§ Problem description: Once the line containing "Enumerate this screenshot's" is found, set down that line and each one after it exactly, through the end of the entries.

Top of Supplied material

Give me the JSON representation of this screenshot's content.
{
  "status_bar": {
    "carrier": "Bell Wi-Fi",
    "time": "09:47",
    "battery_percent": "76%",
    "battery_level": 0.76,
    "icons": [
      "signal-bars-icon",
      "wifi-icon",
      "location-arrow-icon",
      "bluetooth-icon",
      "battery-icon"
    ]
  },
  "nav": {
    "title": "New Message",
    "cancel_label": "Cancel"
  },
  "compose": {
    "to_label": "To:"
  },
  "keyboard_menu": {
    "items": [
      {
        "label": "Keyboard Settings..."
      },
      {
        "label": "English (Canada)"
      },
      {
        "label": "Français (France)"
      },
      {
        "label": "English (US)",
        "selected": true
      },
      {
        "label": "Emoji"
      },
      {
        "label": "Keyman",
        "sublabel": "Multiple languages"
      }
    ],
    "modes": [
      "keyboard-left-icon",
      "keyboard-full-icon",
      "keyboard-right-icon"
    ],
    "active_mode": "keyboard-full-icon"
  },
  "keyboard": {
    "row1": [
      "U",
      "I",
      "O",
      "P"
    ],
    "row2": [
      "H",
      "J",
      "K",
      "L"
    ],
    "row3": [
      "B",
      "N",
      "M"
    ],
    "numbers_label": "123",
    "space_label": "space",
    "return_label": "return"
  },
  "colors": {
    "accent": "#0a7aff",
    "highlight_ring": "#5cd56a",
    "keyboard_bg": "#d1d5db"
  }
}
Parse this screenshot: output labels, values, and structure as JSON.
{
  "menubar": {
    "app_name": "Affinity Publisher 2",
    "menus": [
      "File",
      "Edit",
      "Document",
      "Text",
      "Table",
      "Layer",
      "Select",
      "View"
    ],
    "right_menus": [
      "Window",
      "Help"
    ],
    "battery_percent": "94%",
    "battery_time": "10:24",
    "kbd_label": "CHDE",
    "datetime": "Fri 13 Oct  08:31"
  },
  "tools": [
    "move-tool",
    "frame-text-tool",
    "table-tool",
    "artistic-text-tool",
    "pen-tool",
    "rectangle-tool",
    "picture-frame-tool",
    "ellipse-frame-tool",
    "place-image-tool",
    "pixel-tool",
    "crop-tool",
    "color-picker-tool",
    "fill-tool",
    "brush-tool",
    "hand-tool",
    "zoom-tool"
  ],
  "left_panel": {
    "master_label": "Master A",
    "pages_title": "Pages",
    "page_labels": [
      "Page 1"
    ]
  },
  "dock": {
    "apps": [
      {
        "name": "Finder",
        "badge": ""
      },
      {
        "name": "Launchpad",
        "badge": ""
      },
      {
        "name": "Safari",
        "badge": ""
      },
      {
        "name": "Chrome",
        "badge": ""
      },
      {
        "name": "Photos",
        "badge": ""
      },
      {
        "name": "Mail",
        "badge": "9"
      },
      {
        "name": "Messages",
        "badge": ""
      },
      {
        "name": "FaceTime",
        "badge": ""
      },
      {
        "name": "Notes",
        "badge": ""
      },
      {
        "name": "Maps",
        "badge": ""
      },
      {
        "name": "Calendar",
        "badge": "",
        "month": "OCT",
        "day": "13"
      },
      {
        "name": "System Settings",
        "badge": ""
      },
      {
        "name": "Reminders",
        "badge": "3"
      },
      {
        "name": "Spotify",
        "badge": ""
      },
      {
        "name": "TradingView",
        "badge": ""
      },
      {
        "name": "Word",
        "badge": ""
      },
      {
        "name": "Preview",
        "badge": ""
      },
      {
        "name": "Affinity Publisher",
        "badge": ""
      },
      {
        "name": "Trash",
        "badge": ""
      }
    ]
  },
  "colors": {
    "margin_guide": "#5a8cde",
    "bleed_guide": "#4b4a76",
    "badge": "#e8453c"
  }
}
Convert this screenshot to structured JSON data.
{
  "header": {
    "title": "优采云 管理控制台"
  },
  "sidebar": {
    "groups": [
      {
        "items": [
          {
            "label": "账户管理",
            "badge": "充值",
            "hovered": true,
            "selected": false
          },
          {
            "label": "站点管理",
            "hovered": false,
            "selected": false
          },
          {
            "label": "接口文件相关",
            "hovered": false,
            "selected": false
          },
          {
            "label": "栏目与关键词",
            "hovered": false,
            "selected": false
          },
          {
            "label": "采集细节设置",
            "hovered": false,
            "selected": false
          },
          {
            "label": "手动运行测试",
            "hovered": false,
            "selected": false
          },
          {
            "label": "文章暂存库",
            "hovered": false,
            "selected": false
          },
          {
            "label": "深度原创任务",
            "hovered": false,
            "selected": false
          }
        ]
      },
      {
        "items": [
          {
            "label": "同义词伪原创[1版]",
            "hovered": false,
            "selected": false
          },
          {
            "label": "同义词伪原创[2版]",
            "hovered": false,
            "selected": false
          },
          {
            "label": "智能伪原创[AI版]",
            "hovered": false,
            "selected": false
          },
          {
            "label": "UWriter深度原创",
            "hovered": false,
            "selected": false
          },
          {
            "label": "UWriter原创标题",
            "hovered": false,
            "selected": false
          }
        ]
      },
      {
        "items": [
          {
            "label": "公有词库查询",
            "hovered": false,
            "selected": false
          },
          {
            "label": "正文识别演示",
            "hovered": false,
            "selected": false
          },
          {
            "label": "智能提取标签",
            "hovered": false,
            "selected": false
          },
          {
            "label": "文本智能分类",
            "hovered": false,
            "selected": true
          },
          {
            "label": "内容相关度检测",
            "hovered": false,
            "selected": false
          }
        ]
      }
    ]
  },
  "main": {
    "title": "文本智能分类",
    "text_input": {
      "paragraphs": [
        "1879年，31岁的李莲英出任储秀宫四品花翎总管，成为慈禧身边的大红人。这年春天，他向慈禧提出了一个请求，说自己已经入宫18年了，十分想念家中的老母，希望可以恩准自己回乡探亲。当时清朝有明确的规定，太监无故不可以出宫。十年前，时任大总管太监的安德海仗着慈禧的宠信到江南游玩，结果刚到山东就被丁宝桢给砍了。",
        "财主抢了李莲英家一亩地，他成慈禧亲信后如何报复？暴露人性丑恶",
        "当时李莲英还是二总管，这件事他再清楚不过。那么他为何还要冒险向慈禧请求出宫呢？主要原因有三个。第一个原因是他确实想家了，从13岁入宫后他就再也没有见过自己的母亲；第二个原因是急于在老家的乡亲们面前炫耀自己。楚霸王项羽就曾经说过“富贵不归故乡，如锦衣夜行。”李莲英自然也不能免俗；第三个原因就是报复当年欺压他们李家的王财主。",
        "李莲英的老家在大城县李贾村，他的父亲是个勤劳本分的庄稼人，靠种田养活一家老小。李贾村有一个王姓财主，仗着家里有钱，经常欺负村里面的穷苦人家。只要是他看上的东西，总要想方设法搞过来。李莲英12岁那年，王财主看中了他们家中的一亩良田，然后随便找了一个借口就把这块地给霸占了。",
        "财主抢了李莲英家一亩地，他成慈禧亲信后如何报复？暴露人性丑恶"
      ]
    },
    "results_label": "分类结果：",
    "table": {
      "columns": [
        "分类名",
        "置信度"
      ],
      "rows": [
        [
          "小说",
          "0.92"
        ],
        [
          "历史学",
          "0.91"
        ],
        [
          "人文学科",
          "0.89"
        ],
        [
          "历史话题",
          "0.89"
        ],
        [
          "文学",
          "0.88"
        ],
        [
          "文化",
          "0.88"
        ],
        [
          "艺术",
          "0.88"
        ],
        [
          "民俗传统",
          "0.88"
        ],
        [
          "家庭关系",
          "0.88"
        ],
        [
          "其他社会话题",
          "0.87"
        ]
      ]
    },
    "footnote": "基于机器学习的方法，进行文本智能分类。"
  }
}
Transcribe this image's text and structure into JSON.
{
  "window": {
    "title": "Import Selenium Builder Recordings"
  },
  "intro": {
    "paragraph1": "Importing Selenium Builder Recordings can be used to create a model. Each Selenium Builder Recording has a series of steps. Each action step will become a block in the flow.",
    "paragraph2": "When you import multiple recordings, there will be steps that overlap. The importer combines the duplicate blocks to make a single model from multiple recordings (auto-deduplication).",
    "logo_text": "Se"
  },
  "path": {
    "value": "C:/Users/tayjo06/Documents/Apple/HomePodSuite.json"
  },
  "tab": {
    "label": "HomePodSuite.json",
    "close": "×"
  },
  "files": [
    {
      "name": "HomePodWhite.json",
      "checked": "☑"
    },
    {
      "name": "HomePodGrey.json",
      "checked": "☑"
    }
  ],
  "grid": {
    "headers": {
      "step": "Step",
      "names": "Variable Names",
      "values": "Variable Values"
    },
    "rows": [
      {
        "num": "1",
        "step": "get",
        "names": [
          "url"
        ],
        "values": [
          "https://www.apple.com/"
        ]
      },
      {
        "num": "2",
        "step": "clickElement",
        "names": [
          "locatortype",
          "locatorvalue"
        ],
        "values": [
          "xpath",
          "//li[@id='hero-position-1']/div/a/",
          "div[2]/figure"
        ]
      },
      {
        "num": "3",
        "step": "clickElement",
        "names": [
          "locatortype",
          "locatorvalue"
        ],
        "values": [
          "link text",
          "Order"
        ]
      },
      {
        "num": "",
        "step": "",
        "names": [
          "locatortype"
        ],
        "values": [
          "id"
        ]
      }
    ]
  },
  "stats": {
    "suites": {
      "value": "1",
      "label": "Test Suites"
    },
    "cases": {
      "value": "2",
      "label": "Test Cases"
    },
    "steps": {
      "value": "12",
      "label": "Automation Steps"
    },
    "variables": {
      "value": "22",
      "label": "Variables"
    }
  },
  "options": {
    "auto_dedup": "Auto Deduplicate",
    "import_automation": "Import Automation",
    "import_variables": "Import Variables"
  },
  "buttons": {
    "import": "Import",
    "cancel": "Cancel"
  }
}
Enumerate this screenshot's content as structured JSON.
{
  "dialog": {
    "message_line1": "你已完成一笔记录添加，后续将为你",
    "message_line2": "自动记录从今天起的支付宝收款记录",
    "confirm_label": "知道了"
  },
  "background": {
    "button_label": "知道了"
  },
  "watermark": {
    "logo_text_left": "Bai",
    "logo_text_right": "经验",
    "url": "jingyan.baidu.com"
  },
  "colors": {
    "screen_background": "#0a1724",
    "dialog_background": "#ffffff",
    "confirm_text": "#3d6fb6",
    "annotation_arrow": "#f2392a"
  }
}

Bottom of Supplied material

§ Answer:
Enumerate this screenshot's content as structured JSON.
{
  "dialog": {
    "message_line1": "你已完成一笔记录添加，后续将为你",
    "message_line2": "自动记录从今天起的支付宝收款记录",
    "confirm_label": "知道了"
  },
  "background": {
    "button_label": "知道了"
  },
  "watermark": {
    "logo_text_left": "Bai",
    "logo_text_right": "经验",
    "url": "jingyan.baidu.com"
  },
  "colors": {
    "screen_background": "#0a1724",
    "dialog_background": "#ffffff",
    "confirm_text": "#3d6fb6",
    "annotation_arrow": "#f2392a"
  }
}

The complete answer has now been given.